Brink was a writer of what we might now think of as Young Adult novels and the narrative of Stopover suggests a focus on the mother-daughter relationship. In Sirk’s hands this becomes a family melodrama, but one hampered by the ‘happy ending’ imposed by producer Ross Hunter as per Universal’s policy. Sirk was disappointed that the title was changed since he thought Stopover signalled a different kind of story. In his conversations with Jon Halliday (Sirk on Sirk, faber & faber 1997) he says that Stanwyck’s character is in some ways a “‘pre-study’ of the ‘actress’ in Imitation of Life“. Stanwyck (admired by Sirk and many of Hollywood’s other leading directors) “had the unsentimental sadness of a broken life about her”.
Naomi arrives back in the small town of Riverdale, Wisconsin and finds a complacent middle-class family. Her husband Henry (Richard Carlson) is the high school principal and her three children seem to live separate lives. The youngest, Ted, still has the innocence of youth and loves his mother unconditionally, the eldest, Joyce, blames her mother for her father’s unhappiness and treats her coldly and Lily is all ego.
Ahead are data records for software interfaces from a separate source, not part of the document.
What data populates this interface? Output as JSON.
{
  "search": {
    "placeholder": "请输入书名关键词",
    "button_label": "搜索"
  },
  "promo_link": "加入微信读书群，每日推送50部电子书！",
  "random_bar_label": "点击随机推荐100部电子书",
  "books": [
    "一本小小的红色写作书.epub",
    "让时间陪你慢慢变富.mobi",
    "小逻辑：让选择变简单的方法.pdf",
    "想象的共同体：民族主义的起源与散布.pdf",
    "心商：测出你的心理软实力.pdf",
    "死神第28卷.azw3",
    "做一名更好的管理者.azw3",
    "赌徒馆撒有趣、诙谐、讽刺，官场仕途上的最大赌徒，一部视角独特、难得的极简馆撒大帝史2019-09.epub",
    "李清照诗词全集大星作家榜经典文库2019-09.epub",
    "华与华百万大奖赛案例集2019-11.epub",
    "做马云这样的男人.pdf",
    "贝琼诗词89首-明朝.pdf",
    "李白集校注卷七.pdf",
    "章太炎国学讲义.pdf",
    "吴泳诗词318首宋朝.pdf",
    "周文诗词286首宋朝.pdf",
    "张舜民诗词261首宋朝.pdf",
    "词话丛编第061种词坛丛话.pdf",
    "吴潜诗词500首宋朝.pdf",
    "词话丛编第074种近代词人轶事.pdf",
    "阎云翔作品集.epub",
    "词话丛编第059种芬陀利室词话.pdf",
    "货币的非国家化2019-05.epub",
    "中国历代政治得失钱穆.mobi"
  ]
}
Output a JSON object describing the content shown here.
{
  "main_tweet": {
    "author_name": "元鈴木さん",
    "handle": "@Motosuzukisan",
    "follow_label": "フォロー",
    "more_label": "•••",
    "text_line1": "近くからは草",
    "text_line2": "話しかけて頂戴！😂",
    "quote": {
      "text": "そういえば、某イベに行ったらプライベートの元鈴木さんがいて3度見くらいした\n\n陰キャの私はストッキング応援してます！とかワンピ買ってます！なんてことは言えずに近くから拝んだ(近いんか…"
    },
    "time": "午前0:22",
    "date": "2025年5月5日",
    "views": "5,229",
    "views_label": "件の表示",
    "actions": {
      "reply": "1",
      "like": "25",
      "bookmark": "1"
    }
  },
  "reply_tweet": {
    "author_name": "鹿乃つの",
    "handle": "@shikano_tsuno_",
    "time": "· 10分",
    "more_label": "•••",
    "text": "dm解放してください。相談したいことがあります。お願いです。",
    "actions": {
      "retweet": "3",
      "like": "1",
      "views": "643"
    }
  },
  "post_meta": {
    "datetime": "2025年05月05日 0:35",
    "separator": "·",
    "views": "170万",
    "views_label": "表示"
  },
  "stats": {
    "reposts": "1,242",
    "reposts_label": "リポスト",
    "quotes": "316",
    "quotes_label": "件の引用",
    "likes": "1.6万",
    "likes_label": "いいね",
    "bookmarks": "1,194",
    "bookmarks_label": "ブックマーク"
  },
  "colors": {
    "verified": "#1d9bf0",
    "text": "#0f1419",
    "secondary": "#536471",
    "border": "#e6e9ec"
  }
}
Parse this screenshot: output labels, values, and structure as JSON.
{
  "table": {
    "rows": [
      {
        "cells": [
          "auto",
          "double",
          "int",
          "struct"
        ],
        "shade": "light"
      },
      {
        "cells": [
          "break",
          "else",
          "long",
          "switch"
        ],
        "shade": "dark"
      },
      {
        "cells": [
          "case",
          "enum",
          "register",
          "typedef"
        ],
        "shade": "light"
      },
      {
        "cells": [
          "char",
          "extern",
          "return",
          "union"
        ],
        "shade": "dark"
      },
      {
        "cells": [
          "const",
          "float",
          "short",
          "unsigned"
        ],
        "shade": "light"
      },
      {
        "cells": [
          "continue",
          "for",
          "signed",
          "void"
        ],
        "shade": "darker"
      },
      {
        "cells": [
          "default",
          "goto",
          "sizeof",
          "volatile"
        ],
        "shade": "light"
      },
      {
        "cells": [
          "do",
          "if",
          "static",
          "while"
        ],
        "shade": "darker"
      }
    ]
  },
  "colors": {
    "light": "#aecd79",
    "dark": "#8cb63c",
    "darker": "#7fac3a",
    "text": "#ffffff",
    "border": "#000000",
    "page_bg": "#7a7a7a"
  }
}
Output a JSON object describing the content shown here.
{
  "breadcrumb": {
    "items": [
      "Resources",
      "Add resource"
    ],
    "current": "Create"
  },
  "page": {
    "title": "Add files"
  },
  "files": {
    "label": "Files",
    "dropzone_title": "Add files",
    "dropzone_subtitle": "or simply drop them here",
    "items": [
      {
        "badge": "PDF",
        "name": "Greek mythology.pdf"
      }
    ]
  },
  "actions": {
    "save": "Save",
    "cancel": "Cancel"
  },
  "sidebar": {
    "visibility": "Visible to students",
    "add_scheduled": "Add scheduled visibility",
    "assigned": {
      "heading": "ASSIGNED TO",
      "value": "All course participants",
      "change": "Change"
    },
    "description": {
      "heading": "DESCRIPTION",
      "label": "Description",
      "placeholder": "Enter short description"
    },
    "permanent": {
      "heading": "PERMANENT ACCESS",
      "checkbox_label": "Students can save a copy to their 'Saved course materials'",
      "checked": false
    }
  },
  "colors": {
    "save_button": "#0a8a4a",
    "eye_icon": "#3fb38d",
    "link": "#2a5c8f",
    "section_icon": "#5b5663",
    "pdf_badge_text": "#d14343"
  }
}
Sirk is highly skilled in the way he manages his resources and marshals Universal’s crew to produce something always worth watching. The film is full of moments when the possibilities of the full-blown melodramas towards which he is heading can be glimpsed. The plot includes the darker side of Naomi’s sudden departure ten years earlier in the shape of the local gunshop owner played by Lyle Bettger whose re-appearance certainly disturbs the Stanwyck character. Sirk’s mise en scène and the camerawork by Carl Guthrie are heavily imbued with film noir flourishes which spread through the family scenes as well as those referring back to Naomi’s past. Sirk’s comment to Halliday was ” . . . a woman comes back with all her dreams, with her love – and she finds nothing but this rotten, decrepit, middle-class family”. I’m not sure these strong words are merited for the family we see in the film, but the mise en scène and camerawork do suggest what Sirk was thinking. If he’d got his own way Stopover might have become a great film. As it is we can just enjoy the craftmanship of Sirk and Stanwyck and look forward to There’s Always Tomorrow a few years later.